Page images
[graphic][merged small]

Legitimate Functions of Judge-made




Mr. President, Gentlemen of the Virginia State Bar Association,

Ladies and Gentlemen: I certainly would be insensible to kindness if I were not touched, deeply touched, by the handsome words of welcome in which I have been presented to you today by your genial and distinguished President. I am always proud of an invitation to speak in Virginia, and whenever I come among you, as I have on several occasions, to discuss grave questions of government' and law, I feel it due to myself and to the occasion to make before hand the most careful preparation, because when I stand on this historic soil I feel that I am upon the prytaneum, the hearthstone of this nation, where the highest American conceptions of government and law were born. I come to you today with a grave and far-reaching problem that touches the very foundation stones of the science of jurisprudence, a problem which has peryaded its entire history. As your President has stated to you, my subject is


The comparative method of investigating the origin and growth of government and law, which begins with their germs in primitive society, attempts to explain their nature and meaning through the record of their development. Perhaps the most important single revelation which this new method of investigation has made to students of jurisprudence is embodied in the explanation of the subtle and silent process through which the primitive and unelastic codes of infant states are expanded

( 161 )

and adapted, mainly through the agency of judge-made law, to the ever changing conditions of progressive societies. If a state may be compared to a watch, its case or outer shell represents the state's political constitution, while its inner mechanism represents the code of municipal law by which the state's internal affairs are regulated. The primary purpose of the new science known as comparative politics is to classify and label the outer shells of states as represented by their political constitutions; the primary purpose of the new science known as comparative jurisprudence is to classify and label the municipal codes by which the internal affairs of states are governed. So far the world has given birth to only two great systems of jurisprudence; there are really but two great codes of municipal law whose principles have seriously influenced modern civilization. As the Greek genius lacked the capacity to produce a philosophy of law, legal science must be regarded as a Roman creation, jurisprudence as a Roman invention. As the jurisprudence of the western world Roman law has but one rival, and that is the system, with a Teutonic base, which prevails in parts of the British Empire and in the United States under the name of the common law of England. My primary purpose today will be to demonstrate that no matter where the developments of these rival systems may be studied, the facts appear, in the history of each, first, that the primitive customary law inevitably crystalizes into an unelastic, written code; second, that after a society has outgrown the straight-jacket in which it thus incases itself at the outset, it is only possible through the agency of judge-made law to expand and adapt such a jacket to the larger conditions arising out of the after-growth.
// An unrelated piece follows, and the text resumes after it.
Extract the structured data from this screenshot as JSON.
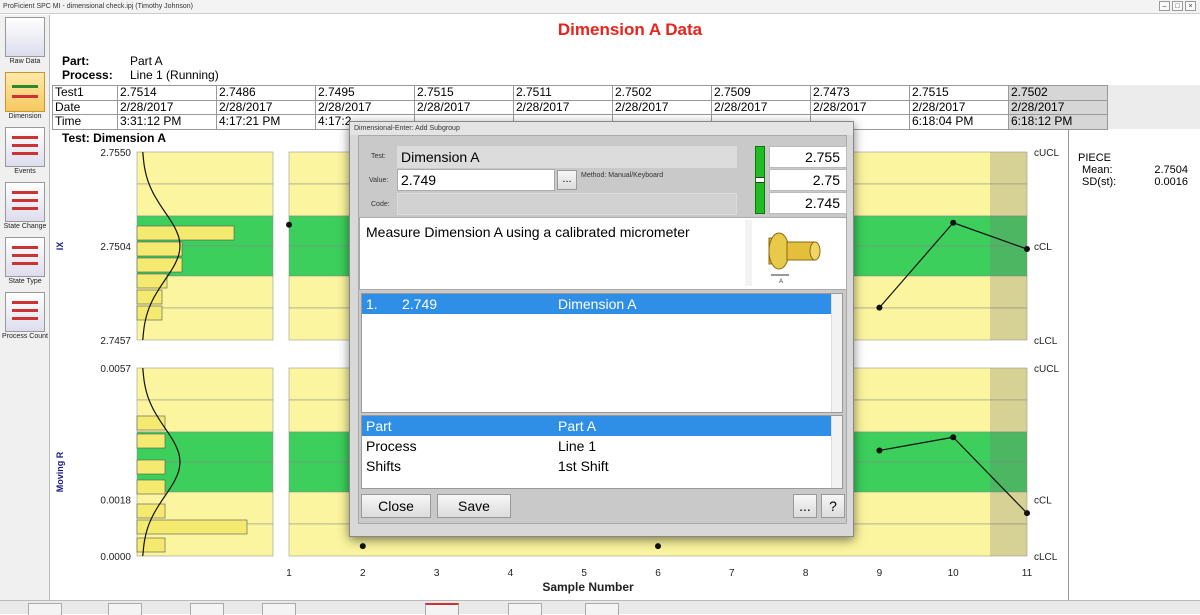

In other words, that the subtle process of thus expanding and adapting primitive written codes, even when organic, to the ever increasing wants of progressive societies, is too refined for formal legislation which must ever remain as it has ever been, the mere handmaid of judicial interpretation.


As Roman jurisprudence has the longest known history of any set of institutions, and as the character of the changes through which it has passed are very well understood, it is possible to outline its development as a whole. Such an outline should begin with the fact that, at the outset, Roman law was simply the code of a single city-state, a code that grew out of a body of unwritten municipal customs, a special knowledge of which was for a long time confined to an aristocracy or oligarchy who claimed to be the sole repository of the principles by which controversies should be determined. The departure which took place at Rome from that condition of things was simply a part of a wider transition from unwritten customary law to the ancient codes which appeared in Greece, on the Hellenized seaboard of western Asia, and in Italy, and of which the Twelve Tables of Rome are the most famous illustration. Such codes of laws engraved on tablets and published to the people were substituted for traditional usages reposing in the recollection of privileged oligarchies, not through the refined motives now urged in favor of codification, but rather as a matter of convenience suggested by the discovery of the art of printing, and also by the abuses arising out of the aristocratic monopoly of legal knowledge. The Roman code of the Twelve Tables was merely an enunciation in written words of the existing customs of the Roman people put forth at a time when Roman society had barely emerged from that intellectual condition in which civil obligation and religious duty are inevitably confounded. The vitally important result brought about by the transition which thus took place from unwritten customary law to a written code is embodied in the fact that when archaic lap is once condensed into a code there is an end to its spontaneous development; all after changes in it must be effected, if at all, deliberately and from without. As law is stable, and societies of the higher type progressive; as social necessities and opinions are ever more or less in advance of law, how is the latter to be kept in harmony with the former? The problem of problems for students of the historical school is involved in the process through which the strait-jacket put on by an infant state, in the form of a written code, is to be made sufficiently elastic to adapt itself to all the changing conditions of the aftergrowth. Leaving out of view legal fictions which, at certain

« PreviousContinue »